Background: Research to understand predictors of poor outcomes after total knee arthroplasty (TKA) has largely focused on presurgery factors. We examined whether pain and function 3-month postsurgery were predictive of longer-term outcomes ascertained 2 years after TKA. Methods: Western Ontario McMaster University Osteoarthritis Index pain and physical function scores (scaled 0-20 and 0-68; higher = worse) were recorded pre-TKA and 3, 12, and 24 months post-TKA. A sequential series of regression models was used to examine the relative contribution of baseline score and baseline to 3-month and 3 to 12-month change score to explaining variability (R2) in 2-year pain and function scores, with consideration for presurgery covariates. Results: Data from 560 patients were analyzed. Mean pain and function scores improved significantly presurgery to 2 years postsurgery; 10-4 and 33-16 (P <.001), respectively. Considerable variability in 2-year scores was observed. Overall, 80.3% and 79.9% of changes in pain and function scores over the 2 years occurred within the first 3 months. Change over these 3 months explained the greatest proportion of variability in 2-year scores, 16% and 23% for pain and function, respectively. The influences of these early changes were similar to those of baseline status. Conclusion: Changes in patient-reported pain and function occurring within the first 3 months post-TKA strongly determine pain and function status at 2 years.

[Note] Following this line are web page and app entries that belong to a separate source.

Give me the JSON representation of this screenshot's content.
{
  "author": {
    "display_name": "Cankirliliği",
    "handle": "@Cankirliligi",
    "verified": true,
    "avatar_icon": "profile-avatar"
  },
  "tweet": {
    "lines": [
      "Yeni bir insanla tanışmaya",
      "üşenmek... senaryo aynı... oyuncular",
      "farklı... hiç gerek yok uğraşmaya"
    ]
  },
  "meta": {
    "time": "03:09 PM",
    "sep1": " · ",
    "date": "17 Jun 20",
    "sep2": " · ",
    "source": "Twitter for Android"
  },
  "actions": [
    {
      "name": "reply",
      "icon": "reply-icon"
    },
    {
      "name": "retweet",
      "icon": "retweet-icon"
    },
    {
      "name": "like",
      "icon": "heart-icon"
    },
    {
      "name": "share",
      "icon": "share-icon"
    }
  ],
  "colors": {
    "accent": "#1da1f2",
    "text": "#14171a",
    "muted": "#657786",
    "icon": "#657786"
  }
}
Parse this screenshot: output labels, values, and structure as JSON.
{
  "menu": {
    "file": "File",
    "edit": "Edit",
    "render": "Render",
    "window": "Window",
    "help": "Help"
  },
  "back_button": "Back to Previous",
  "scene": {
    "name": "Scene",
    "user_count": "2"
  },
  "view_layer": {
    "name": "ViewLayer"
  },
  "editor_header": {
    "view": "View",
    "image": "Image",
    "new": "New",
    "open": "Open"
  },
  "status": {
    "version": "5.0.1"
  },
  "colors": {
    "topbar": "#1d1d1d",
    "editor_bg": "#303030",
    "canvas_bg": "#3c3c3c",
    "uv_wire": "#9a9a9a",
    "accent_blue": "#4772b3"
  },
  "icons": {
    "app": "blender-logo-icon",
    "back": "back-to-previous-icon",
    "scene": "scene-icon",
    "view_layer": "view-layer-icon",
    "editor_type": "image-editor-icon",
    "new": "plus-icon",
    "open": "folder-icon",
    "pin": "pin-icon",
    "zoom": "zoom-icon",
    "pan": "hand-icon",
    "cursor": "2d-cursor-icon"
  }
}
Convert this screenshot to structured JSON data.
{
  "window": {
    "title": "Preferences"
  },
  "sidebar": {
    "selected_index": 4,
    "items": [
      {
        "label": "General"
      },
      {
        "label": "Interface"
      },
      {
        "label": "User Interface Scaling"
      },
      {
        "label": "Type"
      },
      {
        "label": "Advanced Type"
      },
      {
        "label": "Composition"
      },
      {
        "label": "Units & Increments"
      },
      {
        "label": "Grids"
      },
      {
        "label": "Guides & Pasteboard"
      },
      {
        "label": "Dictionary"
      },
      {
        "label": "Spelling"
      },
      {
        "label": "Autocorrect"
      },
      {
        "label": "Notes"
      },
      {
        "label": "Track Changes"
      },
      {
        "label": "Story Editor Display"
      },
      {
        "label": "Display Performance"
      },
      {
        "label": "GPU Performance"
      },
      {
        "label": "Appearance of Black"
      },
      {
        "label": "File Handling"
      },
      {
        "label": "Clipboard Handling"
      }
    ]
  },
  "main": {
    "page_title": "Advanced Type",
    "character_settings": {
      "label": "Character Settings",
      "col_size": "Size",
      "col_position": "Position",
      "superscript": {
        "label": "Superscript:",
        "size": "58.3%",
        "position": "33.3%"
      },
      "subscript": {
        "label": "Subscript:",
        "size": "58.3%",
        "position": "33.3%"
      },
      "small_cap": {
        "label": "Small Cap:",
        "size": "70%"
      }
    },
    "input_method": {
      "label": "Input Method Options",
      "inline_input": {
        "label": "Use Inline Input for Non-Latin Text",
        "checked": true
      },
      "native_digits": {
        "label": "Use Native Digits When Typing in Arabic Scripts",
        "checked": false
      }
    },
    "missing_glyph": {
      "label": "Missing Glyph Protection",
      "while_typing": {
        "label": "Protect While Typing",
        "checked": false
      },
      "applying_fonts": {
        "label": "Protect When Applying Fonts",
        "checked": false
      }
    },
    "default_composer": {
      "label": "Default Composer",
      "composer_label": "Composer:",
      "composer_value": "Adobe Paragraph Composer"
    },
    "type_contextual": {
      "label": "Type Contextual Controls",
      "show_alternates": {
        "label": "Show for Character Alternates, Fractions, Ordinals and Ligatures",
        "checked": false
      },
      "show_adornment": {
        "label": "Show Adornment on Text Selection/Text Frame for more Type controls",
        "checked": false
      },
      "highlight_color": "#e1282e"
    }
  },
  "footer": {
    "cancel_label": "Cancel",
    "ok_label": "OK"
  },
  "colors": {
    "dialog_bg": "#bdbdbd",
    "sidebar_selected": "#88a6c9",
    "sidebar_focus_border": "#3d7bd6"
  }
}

Research to identify pre-/intra-/early postoperative factors associated with change in this early postoperative period that may be amenable to modification or used to better inform education and decision-making is warranted.
- early recovery
- knee arthroplasty
ASJC Scopus subject areas
- Orthopedics and Sports Medicine